Lesson 3 Be prepared to change plans - there is no shame in abandoning a mission
I got as far as being able to hear the falls before the birds began their evensong - always a signal that there'd only be an hour or so before dusk. It was so - o -o tempting to continue but darkness comes early in the rainforest and there were some difficult and slippery patches like the bit where you have to claw your way up a creek that I had no wish to tackle in the dark, not even with my super excellent head lamp. Sometimes discretion is the better part of valour. She who walks and runs away, lives to walk another day.
Not that the walk was without its rewards. It was lovely to be in the rainforest. Nature had laid out her green carpet, where it wasn’t boggy or covered in cutty rushes . No snakes. Not even a leech, usually a regular companion of rainforest walks, and I saw and heard what were probably Lyrebirds – they looked like half -sized black turkeys in the trees, though I thought they were only supposed to be ground dwellers.
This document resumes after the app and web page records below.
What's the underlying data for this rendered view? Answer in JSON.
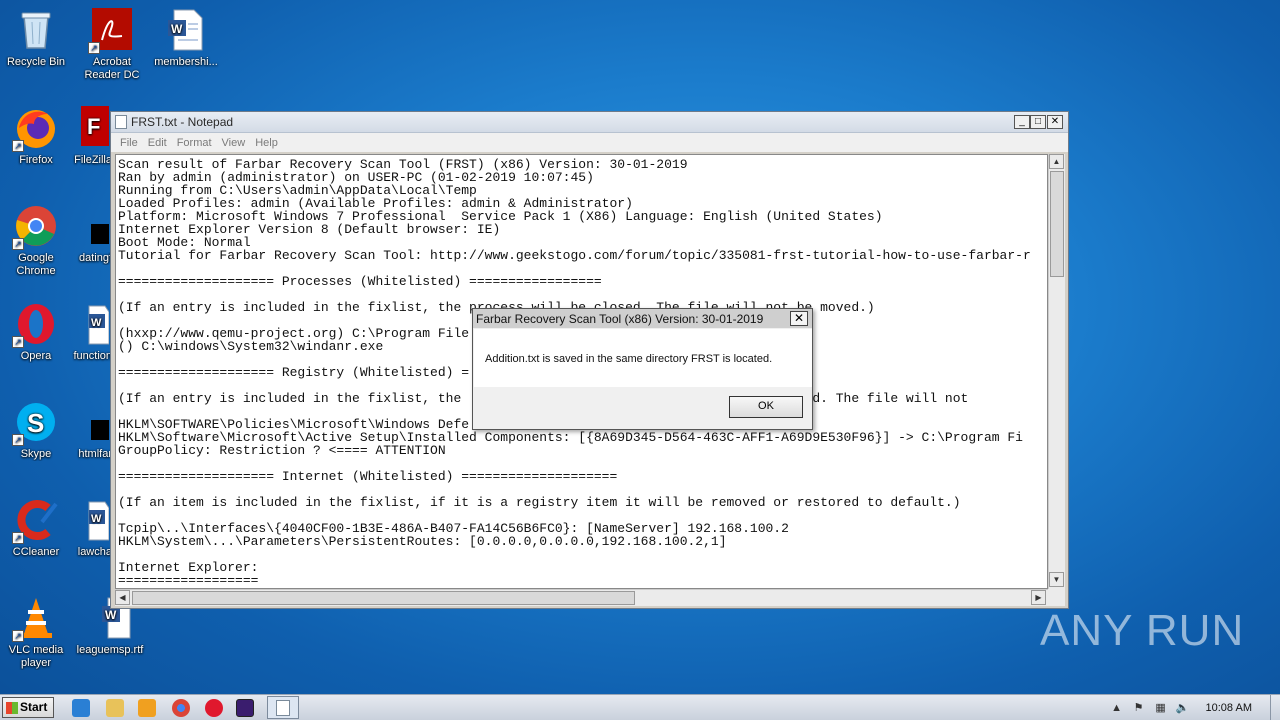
{
  "desktop": {
    "icons": [
      {
        "label": "Recycle Bin"
      },
      {
        "label": "Acrobat Reader DC"
      },
      {
        "label": "membershi..."
      },
      {
        "label": "Firefox"
      },
      {
        "label": "FileZilla"
      },
      {
        "label": "Google Chrome"
      },
      {
        "label": "datingf"
      },
      {
        "label": "Opera"
      },
      {
        "label": "function"
      },
      {
        "label": "Skype"
      },
      {
        "label": "htmlfar"
      },
      {
        "label": "CCleaner"
      },
      {
        "label": "lawcha"
      },
      {
        "label": "VLC media player"
      },
      {
        "label": "leaguemsp.rtf"
      }
    ]
  },
  "notepad": {
    "title": "FRST.txt - Notepad",
    "menu": [
      "File",
      "Edit",
      "Format",
      "View",
      "Help"
    ],
    "content": "Scan result of Farbar Recovery Scan Tool (FRST) (x86) Version: 30-01-2019\nRan by admin (administrator) on USER-PC (01-02-2019 10:07:45)\nRunning from C:\\Users\\admin\\AppData\\Local\\Temp\nLoaded Profiles: admin (Available Profiles: admin & Administrator)\nPlatform: Microsoft Windows 7 Professional  Service Pack 1 (X86) Language: English (United States)\nInternet Explorer Version 8 (Default browser: IE)\nBoot Mode: Normal\nTutorial for Farbar Recovery Scan Tool: http://www.geekstogo.com/forum/topic/335081-frst-tutorial-how-to-use-farbar-r\n\n==================== Processes (Whitelisted) =================\n\n(If an entry is included in the fixlist, the process will be closed. The file will not be moved.)\n\n(hxxp://www.qemu-project.org) C:\\Program File\n() C:\\windows\\System32\\windanr.exe\n\n==================== Registry (Whitelisted) =\n\n(If an entry is included in the fixlist, the                                    or removed. The file will not\n\nHKLM\\SOFTWARE\\Policies\\Microsoft\\Windows Defe\nHKLM\\Software\\Microsoft\\Active Setup\\Installed Components: [{8A69D345-D564-463C-AFF1-A69D9E530F96}] -> C:\\Program Fi\nGroupPolicy: Restriction ? <==== ATTENTION\n\n==================== Internet (Whitelisted) ====================\n\n(If an item is included in the fixlist, if it is a registry item it will be removed or restored to default.)\n\nTcpip\\..\\Interfaces\\{4040CF00-1B3E-486A-B407-FA14C56B6FC0}: [NameServer] 192.168.100.2\nHKLM\\System\\...\\Parameters\\PersistentRoutes: [0.0.0.0,0.0.0.0,192.168.100.2,1]\n\nInternet Explorer:\n=================="
  },
  "dialog": {
    "title": "Farbar Recovery Scan Tool (x86) Version: 30-01-2019",
    "message": "Addition.txt is saved in the same directory FRST is located.",
    "ok_label": "OK",
    "close_glyph": "✕"
  },
  "taskbar": {
    "start_label": "Start",
    "time": "10:08 AM"
  },
  "watermark": "ANY RUN"
}
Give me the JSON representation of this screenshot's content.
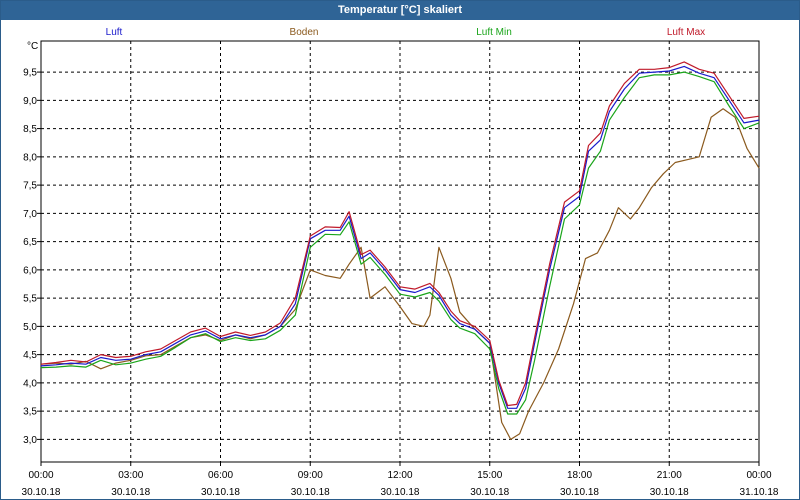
{
  "window": {
    "title": "Temperatur [°C] skaliert"
  },
  "chart_data": {
    "type": "line",
    "title": "Temperatur [°C] skaliert",
    "ylabel": "°C",
    "xlabel": "",
    "ylim": [
      2.6,
      10.05
    ],
    "yticks": [
      3.0,
      3.5,
      4.0,
      4.5,
      5.0,
      5.5,
      6.0,
      6.5,
      7.0,
      7.5,
      8.0,
      8.5,
      9.0,
      9.5
    ],
    "ytick_labels": [
      "3,0",
      "3,5",
      "4,0",
      "4,5",
      "5,0",
      "5,5",
      "6,0",
      "6,5",
      "7,0",
      "7,5",
      "8,0",
      "8,5",
      "9,0",
      "9,5"
    ],
    "xlim": [
      0,
      24
    ],
    "xticks": [
      0,
      3,
      6,
      9,
      12,
      15,
      18,
      21,
      24
    ],
    "xtick_labels": [
      [
        "00:00",
        "30.10.18"
      ],
      [
        "03:00",
        "30.10.18"
      ],
      [
        "06:00",
        "30.10.18"
      ],
      [
        "09:00",
        "30.10.18"
      ],
      [
        "12:00",
        "30.10.18"
      ],
      [
        "15:00",
        "30.10.18"
      ],
      [
        "18:00",
        "30.10.18"
      ],
      [
        "21:00",
        "30.10.18"
      ],
      [
        "00:00",
        "31.10.18"
      ]
    ],
    "grid": true,
    "legend": "top",
    "series": [
      {
        "name": "Luft",
        "color": "#1a1acc",
        "x": [
          0,
          0.5,
          1,
          1.5,
          2,
          2.5,
          3,
          3.5,
          4,
          4.5,
          5,
          5.5,
          6,
          6.5,
          7,
          7.5,
          8,
          8.5,
          9,
          9.5,
          10,
          10.3,
          10.7,
          11,
          11.5,
          12,
          12.5,
          13,
          13.3,
          13.7,
          14,
          14.5,
          15,
          15.3,
          15.6,
          15.9,
          16.2,
          16.5,
          17,
          17.5,
          18,
          18.3,
          18.7,
          19,
          19.5,
          20,
          20.5,
          21,
          21.5,
          22,
          22.5,
          23,
          23.5,
          24
        ],
        "y": [
          4.3,
          4.32,
          4.35,
          4.33,
          4.45,
          4.4,
          4.42,
          4.5,
          4.55,
          4.7,
          4.85,
          4.92,
          4.78,
          4.85,
          4.8,
          4.85,
          5.0,
          5.4,
          6.55,
          6.7,
          6.7,
          6.95,
          6.2,
          6.3,
          6.0,
          5.65,
          5.6,
          5.7,
          5.55,
          5.2,
          5.05,
          4.95,
          4.7,
          4.0,
          3.55,
          3.55,
          3.9,
          4.7,
          6.0,
          7.1,
          7.3,
          8.1,
          8.3,
          8.8,
          9.2,
          9.48,
          9.5,
          9.52,
          9.6,
          9.48,
          9.4,
          9.0,
          8.6,
          8.65
        ]
      },
      {
        "name": "Boden",
        "color": "#8b5a1e",
        "x": [
          0,
          0.5,
          1,
          1.5,
          2,
          2.5,
          3,
          3.5,
          4,
          4.5,
          5,
          5.5,
          6,
          6.5,
          7,
          7.5,
          8,
          8.5,
          9,
          9.5,
          10,
          10.3,
          10.7,
          11,
          11.5,
          12,
          12.4,
          12.8,
          13,
          13.3,
          13.7,
          14,
          14.5,
          15,
          15.4,
          15.7,
          16,
          16.3,
          16.8,
          17.3,
          17.8,
          18.2,
          18.6,
          19,
          19.3,
          19.7,
          20,
          20.4,
          20.8,
          21.2,
          21.6,
          22,
          22.4,
          22.8,
          23.2,
          23.6,
          24
        ],
        "y": [
          4.33,
          4.35,
          4.33,
          4.38,
          4.25,
          4.35,
          4.4,
          4.48,
          4.5,
          4.65,
          4.8,
          4.85,
          4.75,
          4.85,
          4.78,
          4.85,
          5.0,
          5.3,
          6.0,
          5.9,
          5.85,
          6.1,
          6.4,
          5.5,
          5.7,
          5.35,
          5.05,
          5.0,
          5.2,
          6.4,
          5.85,
          5.25,
          4.95,
          4.7,
          3.3,
          3.0,
          3.1,
          3.5,
          4.0,
          4.6,
          5.4,
          6.2,
          6.3,
          6.7,
          7.1,
          6.9,
          7.1,
          7.45,
          7.7,
          7.9,
          7.95,
          8.0,
          8.7,
          8.85,
          8.7,
          8.15,
          7.8
        ]
      },
      {
        "name": "Luft Min",
        "color": "#1aa51a",
        "x": [
          0,
          0.5,
          1,
          1.5,
          2,
          2.5,
          3,
          3.5,
          4,
          4.5,
          5,
          5.5,
          6,
          6.5,
          7,
          7.5,
          8,
          8.5,
          9,
          9.5,
          10,
          10.3,
          10.7,
          11,
          11.5,
          12,
          12.5,
          13,
          13.3,
          13.7,
          14,
          14.5,
          15,
          15.3,
          15.6,
          15.9,
          16.2,
          16.5,
          17,
          17.5,
          18,
          18.3,
          18.7,
          19,
          19.5,
          20,
          20.5,
          21,
          21.5,
          22,
          22.5,
          23,
          23.5,
          24
        ],
        "y": [
          4.27,
          4.28,
          4.3,
          4.28,
          4.4,
          4.32,
          4.35,
          4.42,
          4.47,
          4.63,
          4.8,
          4.87,
          4.73,
          4.8,
          4.75,
          4.78,
          4.93,
          5.2,
          6.4,
          6.63,
          6.62,
          6.85,
          6.1,
          6.22,
          5.92,
          5.57,
          5.52,
          5.6,
          5.45,
          5.12,
          4.97,
          4.87,
          4.6,
          3.9,
          3.45,
          3.45,
          3.7,
          4.4,
          5.7,
          6.9,
          7.15,
          7.8,
          8.1,
          8.65,
          9.05,
          9.4,
          9.45,
          9.45,
          9.5,
          9.42,
          9.33,
          8.9,
          8.5,
          8.6
        ]
      },
      {
        "name": "Luft Max",
        "color": "#c01a2a",
        "x": [
          0,
          0.5,
          1,
          1.5,
          2,
          2.5,
          3,
          3.5,
          4,
          4.5,
          5,
          5.5,
          6,
          6.5,
          7,
          7.5,
          8,
          8.5,
          9,
          9.5,
          10,
          10.3,
          10.7,
          11,
          11.5,
          12,
          12.5,
          13,
          13.3,
          13.7,
          14,
          14.5,
          15,
          15.3,
          15.6,
          15.9,
          16.2,
          16.5,
          17,
          17.5,
          18,
          18.3,
          18.7,
          19,
          19.5,
          20,
          20.5,
          21,
          21.5,
          22,
          22.5,
          23,
          23.5,
          24
        ],
        "y": [
          4.33,
          4.36,
          4.4,
          4.37,
          4.5,
          4.45,
          4.47,
          4.55,
          4.6,
          4.75,
          4.9,
          4.97,
          4.82,
          4.9,
          4.84,
          4.9,
          5.06,
          5.5,
          6.6,
          6.76,
          6.75,
          7.03,
          6.27,
          6.35,
          6.05,
          5.7,
          5.66,
          5.76,
          5.6,
          5.27,
          5.1,
          5.0,
          4.75,
          4.05,
          3.6,
          3.62,
          4.0,
          4.8,
          6.1,
          7.2,
          7.4,
          8.2,
          8.42,
          8.9,
          9.3,
          9.55,
          9.55,
          9.58,
          9.68,
          9.55,
          9.48,
          9.08,
          8.68,
          8.72
        ]
      }
    ]
  }
}
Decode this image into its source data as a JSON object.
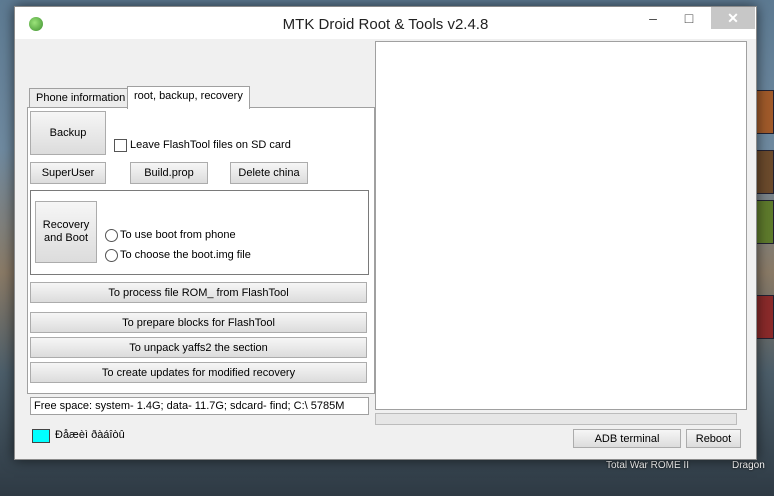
{
  "window": {
    "title": "MTK Droid Root & Tools v2.4.8",
    "minimize_glyph": "–",
    "maximize_glyph": "□",
    "close_glyph": "✕"
  },
  "tabs": [
    {
      "label": "Phone information",
      "active": false
    },
    {
      "label": "root, backup, recovery",
      "active": true
    }
  ],
  "backup": {
    "button_label": "Backup",
    "leave_flashtool_label": "Leave FlashTool files on SD card",
    "leave_flashtool_checked": false
  },
  "row_buttons": {
    "superuser": "SuperUser",
    "buildprop": "Build.prop",
    "delete_china": "Delete china"
  },
  "recovery": {
    "button_label": "Recovery and Boot",
    "option_phone": "To use boot from phone",
    "option_file": "To choose the boot.img file"
  },
  "actions": {
    "process_rom": "To process file ROM_ from FlashTool",
    "prepare_blocks": "To prepare blocks for FlashTool",
    "unpack_yaffs": "To unpack yaffs2 the section",
    "create_updates": "To create updates for modified recovery"
  },
  "status": {
    "free_space": "Free space: system- 1.4G; data- 11.7G; sdcard- find;  C:\\ 5785M",
    "indicator_text": "Ðåæèì ðàáîòû",
    "indicator_color": "#00ffff"
  },
  "bottom_buttons": {
    "adb_terminal": "ADB terminal",
    "reboot": "Reboot"
  },
  "desktop": {
    "taskbar_item_1": "Total War ROME II",
    "taskbar_item_2": "Dragon"
  }
}
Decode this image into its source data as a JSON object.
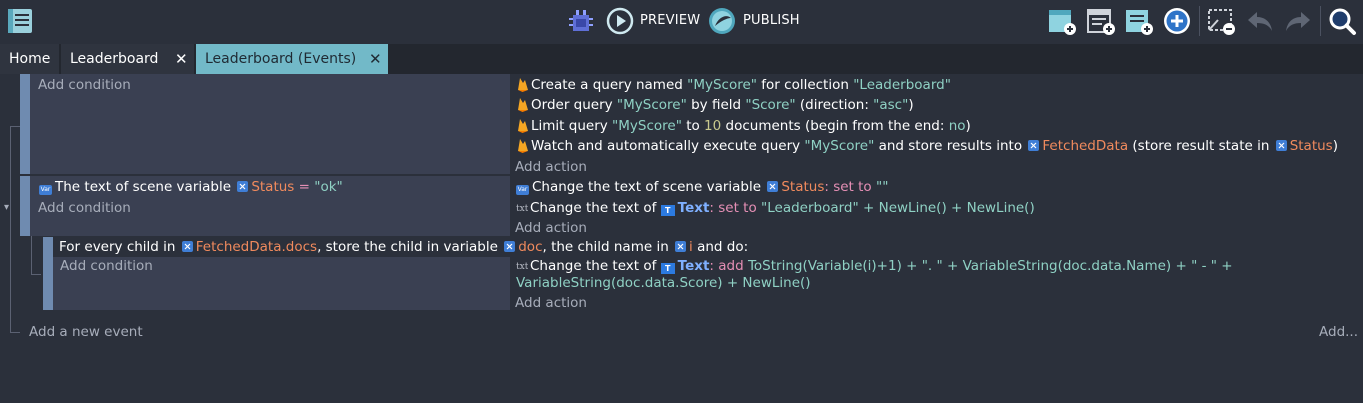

The sound was like those New Year whistles - definitely one of the strangest sounds I have ever heard in the bush, though lyrebirds are excellent mimics. I came out covered in mud with cutty rush cuts on my arms. They are like nasty little paper cuts and sting dreadfully. It's another reason to wear a long sleeved shirt, even when it's hot.
|Fine examples of cutty rushes. They grow six to eight feet high here and like to trip you up|
Then I'm back in the van, winding my way down through the mysterious maze of forestry roads, very few of which were on the map from Parks. Some were signed if you stopped and looked behind the bushes and I avoided those which indicated that there might be a gate somewhere. I am sure that several of these would offer an easier route to this walk, but it would be best to consult Forestry about them first, because I doubt they are on many maps.
Travelling slowly to avoid potholes and fearful of hitting log trucks in full tilt or wildlife, since it was now on dusk, I watched my fuel gauge drop alarmingly from three quarters to a quarter. This would not be a good place to run out. I still had no signal and could already see myself starving to death on some lonely road waiting for the RACT to find me. I was glad that I had the EPIRB though sincerely hoped I would not need it. Eventually I made it to the Main Road and was very pleased to see the lights of Dover. It was such a relief to be driving on a smooth road again without everything falling out of the cupboards. I didn't stop till I was safely back in Geeveston where I was to meet my friend in the morning.
Lesson 4. Drive to the conditions
There is something weird about the roads down here. The speed limit says 100 and there are ice and snow warnings, but with all the twists and turns, I’m lucky to be clocking 60. It must be aspirational. I doubt that even locals who know the road would be doing much better. There is lots of roadkill, though I'm sure that when you can take your eyes off the road for a moment, it is a very picturesque drive in daylight - all boats and bays, old orchards, little apple stands, cottages and farm buildings. I look forward to doing it again soon when I have another bite at Adamson's Falls.
Lesson 5. Don't rely on technology
Finally there is a signal at Geeveston, but my phone battery is now dead flat. I plug it into the computer to charge it, but the computer won't even turn on. I hope all that shaking, rattling and rolling hasn't caused any permanent damage. I consequently miss the message from my friend saying she would meet me at Arve Falls, not at the bakery in Geeveston, which means a long delay in the morning until we find each other again.
Talking to a member of Birdlife Australia at the Taroona Seaside Festival today, I was able to confirm that the bird above was a lyrebird and yes, they do nest in trees at night!